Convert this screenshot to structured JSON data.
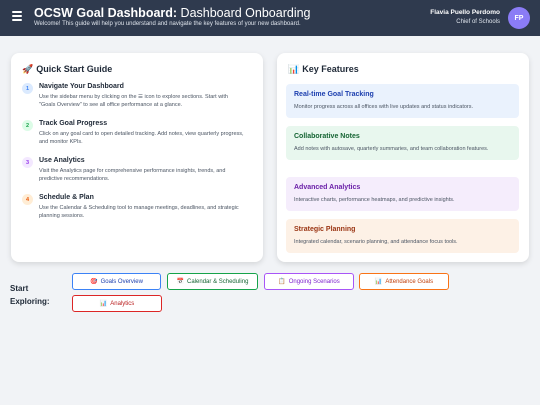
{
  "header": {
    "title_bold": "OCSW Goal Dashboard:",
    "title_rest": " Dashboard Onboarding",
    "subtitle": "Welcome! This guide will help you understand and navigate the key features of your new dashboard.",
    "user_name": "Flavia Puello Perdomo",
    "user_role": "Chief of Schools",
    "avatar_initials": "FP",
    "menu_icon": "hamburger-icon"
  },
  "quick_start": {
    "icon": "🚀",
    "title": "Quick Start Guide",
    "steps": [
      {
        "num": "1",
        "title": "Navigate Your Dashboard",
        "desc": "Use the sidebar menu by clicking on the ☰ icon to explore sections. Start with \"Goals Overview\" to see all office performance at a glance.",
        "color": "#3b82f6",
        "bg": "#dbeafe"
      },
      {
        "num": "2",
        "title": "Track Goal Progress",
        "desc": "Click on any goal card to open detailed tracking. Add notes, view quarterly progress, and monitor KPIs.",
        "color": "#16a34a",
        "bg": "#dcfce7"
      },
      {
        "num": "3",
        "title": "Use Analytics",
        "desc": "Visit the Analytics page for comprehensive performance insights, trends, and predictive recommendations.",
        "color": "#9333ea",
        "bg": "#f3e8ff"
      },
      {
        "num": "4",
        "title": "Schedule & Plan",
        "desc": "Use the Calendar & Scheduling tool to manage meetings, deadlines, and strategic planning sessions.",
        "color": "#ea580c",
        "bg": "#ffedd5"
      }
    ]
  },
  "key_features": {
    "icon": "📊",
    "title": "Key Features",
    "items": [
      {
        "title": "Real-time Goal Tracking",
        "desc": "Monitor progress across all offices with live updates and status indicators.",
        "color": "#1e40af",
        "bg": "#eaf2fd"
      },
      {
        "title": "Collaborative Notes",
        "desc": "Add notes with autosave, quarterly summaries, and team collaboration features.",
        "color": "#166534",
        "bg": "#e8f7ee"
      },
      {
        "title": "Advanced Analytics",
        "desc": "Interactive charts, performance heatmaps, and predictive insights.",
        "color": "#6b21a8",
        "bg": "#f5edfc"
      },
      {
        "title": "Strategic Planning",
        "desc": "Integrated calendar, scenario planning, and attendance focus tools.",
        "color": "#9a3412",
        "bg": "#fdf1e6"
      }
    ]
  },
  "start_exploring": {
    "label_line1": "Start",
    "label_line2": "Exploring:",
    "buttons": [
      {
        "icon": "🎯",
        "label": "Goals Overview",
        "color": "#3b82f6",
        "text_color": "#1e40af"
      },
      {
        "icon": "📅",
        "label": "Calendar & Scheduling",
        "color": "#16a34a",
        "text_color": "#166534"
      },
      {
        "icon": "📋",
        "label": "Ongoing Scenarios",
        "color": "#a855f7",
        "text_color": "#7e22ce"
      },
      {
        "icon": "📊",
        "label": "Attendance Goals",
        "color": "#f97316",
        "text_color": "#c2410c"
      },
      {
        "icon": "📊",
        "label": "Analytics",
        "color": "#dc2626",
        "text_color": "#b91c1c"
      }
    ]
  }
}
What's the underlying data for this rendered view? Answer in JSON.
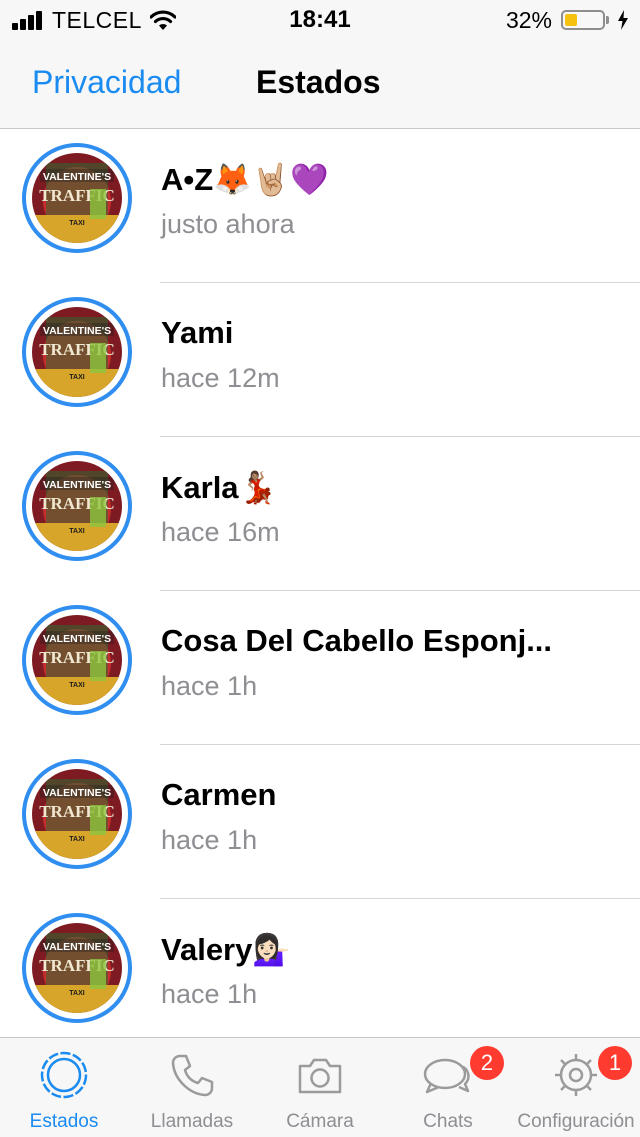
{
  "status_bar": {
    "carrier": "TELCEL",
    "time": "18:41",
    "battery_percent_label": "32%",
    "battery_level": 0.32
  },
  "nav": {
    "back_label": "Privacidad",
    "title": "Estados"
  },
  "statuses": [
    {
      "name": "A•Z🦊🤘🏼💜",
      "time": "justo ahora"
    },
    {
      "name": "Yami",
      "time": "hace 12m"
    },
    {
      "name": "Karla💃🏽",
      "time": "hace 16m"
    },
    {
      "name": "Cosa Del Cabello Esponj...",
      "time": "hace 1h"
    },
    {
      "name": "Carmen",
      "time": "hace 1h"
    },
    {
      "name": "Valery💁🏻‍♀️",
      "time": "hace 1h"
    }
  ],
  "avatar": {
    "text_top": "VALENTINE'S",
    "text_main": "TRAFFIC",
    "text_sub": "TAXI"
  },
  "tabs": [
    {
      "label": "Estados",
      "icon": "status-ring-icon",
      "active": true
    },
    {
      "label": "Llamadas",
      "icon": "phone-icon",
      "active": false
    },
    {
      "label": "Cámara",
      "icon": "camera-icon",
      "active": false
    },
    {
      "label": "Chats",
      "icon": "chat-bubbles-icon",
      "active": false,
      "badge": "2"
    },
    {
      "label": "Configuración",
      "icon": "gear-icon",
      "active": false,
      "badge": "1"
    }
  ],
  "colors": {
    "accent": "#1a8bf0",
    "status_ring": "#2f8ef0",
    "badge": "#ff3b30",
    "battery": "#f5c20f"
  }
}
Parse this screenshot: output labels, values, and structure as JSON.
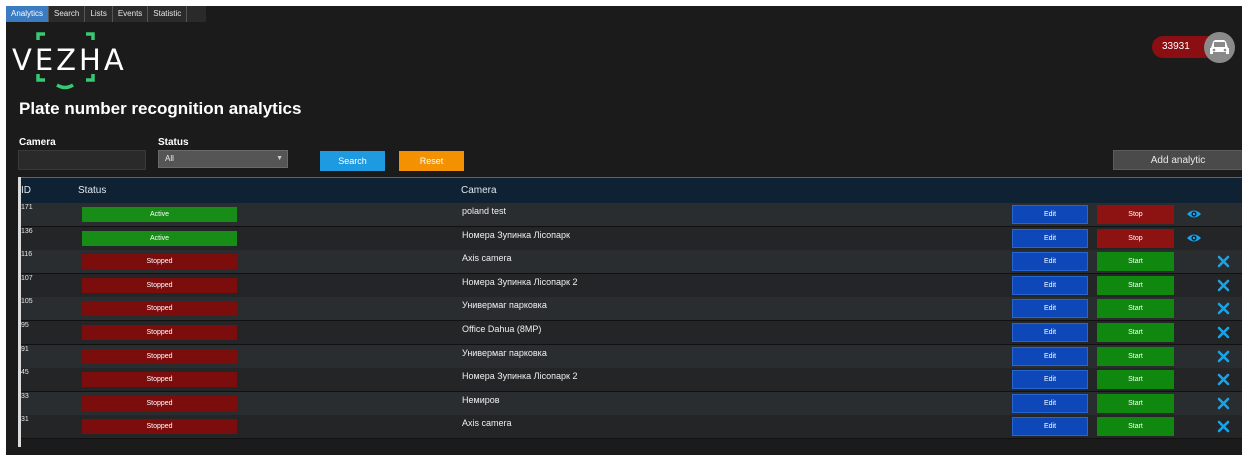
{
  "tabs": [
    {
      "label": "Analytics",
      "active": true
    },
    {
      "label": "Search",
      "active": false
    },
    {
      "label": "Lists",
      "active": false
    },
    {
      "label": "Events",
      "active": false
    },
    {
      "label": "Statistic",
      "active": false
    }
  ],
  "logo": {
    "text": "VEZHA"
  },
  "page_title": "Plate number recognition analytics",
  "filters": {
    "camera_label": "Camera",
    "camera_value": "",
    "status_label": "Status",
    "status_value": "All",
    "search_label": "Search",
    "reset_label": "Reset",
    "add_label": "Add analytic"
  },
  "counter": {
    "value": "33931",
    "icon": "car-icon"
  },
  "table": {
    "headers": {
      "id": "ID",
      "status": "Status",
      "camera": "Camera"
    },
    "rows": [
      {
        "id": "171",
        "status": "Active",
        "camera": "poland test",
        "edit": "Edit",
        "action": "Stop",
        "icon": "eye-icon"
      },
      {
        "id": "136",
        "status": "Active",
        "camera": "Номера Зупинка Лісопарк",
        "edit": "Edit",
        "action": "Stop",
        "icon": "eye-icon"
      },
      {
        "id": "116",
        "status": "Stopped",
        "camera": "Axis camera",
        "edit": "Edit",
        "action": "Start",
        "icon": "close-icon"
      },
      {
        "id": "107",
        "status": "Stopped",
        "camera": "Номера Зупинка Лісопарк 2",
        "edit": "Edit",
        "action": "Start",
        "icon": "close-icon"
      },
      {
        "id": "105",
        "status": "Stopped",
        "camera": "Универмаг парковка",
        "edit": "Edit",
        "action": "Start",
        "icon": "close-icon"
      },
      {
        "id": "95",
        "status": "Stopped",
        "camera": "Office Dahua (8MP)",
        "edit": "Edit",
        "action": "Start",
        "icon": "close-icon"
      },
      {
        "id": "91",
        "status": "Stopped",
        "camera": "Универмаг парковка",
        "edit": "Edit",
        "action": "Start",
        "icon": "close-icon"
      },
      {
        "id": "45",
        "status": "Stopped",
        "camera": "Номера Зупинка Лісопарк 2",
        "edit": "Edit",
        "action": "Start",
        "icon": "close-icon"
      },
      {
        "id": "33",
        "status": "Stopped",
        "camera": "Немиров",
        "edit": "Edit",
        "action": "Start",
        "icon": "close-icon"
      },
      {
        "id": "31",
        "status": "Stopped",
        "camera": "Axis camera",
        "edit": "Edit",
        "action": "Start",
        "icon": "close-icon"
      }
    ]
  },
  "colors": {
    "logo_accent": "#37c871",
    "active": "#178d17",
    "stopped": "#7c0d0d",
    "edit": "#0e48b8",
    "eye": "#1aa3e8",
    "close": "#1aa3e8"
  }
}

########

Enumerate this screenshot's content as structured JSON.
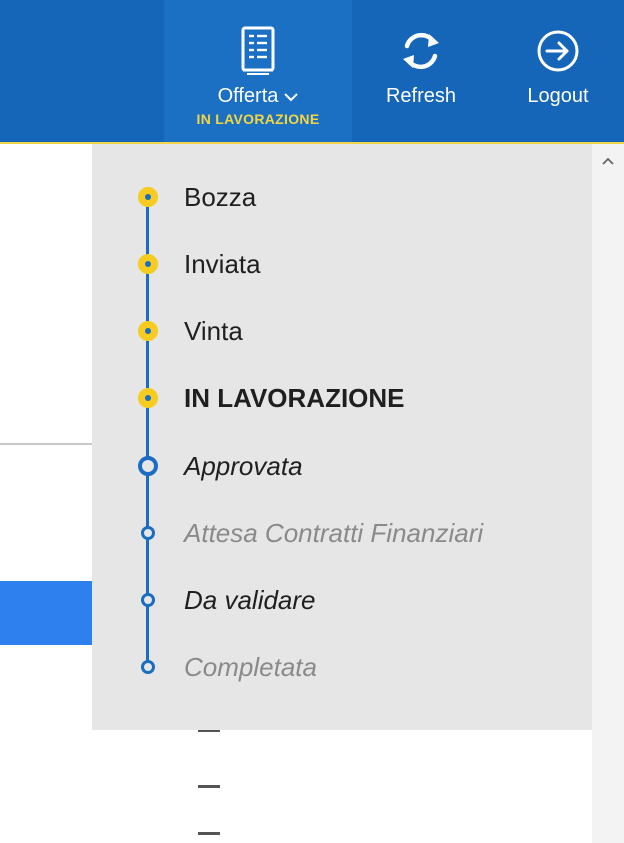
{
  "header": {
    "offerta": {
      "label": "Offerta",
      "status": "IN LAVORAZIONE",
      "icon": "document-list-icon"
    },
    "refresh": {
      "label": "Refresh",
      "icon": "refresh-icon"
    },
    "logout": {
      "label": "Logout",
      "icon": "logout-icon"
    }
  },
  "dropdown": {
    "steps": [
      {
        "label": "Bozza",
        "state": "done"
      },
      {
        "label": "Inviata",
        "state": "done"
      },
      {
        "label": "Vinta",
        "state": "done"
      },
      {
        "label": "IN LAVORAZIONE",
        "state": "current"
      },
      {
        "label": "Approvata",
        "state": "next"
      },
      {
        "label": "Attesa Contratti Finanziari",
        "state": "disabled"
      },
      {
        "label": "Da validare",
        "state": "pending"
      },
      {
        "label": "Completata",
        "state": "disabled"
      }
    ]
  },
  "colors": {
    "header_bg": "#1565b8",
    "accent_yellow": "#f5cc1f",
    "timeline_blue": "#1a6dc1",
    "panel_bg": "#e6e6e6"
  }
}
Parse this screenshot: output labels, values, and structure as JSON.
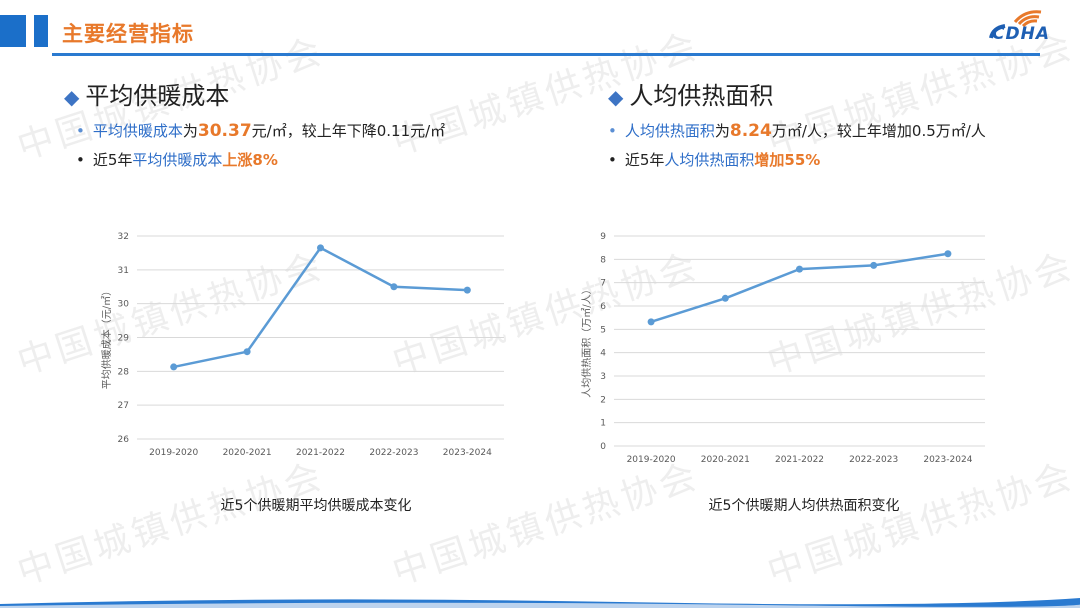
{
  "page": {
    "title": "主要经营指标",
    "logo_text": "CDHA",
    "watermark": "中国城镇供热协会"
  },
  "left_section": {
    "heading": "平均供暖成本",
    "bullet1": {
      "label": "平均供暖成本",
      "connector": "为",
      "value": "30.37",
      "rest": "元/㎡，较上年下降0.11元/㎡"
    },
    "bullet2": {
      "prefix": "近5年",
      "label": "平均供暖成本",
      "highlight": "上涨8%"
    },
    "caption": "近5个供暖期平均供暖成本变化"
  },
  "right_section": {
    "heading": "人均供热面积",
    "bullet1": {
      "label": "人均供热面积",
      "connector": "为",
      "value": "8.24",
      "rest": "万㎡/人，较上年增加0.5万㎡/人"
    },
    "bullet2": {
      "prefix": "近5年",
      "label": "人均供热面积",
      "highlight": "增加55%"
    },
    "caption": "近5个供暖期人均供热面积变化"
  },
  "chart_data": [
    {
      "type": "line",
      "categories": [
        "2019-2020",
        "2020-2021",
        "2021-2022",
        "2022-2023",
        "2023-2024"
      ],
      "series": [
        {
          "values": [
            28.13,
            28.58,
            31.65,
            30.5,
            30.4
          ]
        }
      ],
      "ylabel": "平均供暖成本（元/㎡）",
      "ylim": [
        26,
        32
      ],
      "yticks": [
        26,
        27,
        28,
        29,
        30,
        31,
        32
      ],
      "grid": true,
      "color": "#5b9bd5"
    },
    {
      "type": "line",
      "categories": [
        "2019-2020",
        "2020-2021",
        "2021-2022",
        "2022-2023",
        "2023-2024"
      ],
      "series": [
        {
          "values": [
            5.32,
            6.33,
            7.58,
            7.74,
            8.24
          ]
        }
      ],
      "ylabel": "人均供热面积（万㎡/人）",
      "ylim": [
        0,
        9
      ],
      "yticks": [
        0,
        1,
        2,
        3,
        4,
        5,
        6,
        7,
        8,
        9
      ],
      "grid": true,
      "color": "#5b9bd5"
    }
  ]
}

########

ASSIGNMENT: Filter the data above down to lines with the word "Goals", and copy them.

SOLUTION TO THE PROBLEM:
        "desc": "Use the sidebar menu by clicking on the ☰ icon to explore sections. Start with \"Goals Overview\" to see all office performance at a glance.",
        "label": "Goals Overview",
        "label": "Attendance Goals",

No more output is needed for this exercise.